### Data excerpts
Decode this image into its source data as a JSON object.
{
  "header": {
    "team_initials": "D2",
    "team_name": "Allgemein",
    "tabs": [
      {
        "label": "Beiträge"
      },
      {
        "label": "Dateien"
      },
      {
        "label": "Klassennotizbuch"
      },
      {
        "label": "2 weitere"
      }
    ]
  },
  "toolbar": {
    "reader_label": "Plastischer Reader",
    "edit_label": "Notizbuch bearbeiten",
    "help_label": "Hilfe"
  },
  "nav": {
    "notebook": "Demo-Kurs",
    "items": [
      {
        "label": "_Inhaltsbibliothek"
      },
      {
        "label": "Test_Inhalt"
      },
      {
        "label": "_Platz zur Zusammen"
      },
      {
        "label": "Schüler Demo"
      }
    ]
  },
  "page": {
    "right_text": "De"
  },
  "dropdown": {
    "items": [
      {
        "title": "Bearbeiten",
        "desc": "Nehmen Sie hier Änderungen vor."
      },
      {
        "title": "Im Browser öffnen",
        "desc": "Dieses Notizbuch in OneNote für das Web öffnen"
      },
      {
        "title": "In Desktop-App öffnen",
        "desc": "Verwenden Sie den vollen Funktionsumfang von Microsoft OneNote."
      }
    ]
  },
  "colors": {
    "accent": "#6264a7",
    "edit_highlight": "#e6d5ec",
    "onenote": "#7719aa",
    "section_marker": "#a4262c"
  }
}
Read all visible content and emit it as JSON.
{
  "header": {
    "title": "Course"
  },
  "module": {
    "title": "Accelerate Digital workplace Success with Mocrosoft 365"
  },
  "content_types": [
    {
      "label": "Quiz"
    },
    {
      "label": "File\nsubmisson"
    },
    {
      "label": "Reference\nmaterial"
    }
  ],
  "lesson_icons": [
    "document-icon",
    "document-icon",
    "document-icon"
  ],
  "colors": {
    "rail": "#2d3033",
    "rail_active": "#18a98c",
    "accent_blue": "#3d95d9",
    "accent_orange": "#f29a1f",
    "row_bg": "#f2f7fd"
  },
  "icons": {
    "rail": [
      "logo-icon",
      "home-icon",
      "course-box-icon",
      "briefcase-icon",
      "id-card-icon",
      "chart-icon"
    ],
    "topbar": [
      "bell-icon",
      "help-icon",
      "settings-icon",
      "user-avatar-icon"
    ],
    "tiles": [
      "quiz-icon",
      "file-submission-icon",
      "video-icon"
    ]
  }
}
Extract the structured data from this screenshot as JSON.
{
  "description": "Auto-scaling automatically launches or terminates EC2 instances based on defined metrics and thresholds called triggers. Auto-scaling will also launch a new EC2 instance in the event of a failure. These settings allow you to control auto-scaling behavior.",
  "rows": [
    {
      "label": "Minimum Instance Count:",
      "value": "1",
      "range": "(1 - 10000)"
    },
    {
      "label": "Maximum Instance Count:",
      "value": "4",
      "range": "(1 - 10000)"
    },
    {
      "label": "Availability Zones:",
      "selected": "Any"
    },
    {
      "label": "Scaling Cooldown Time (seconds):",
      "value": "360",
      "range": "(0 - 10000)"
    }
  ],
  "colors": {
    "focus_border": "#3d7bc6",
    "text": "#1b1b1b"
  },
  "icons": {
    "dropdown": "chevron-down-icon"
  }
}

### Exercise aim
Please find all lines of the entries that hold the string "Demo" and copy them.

### Response for this exercise
    "notebook": "Demo-Kurs",
        "label": "Schüler Demo"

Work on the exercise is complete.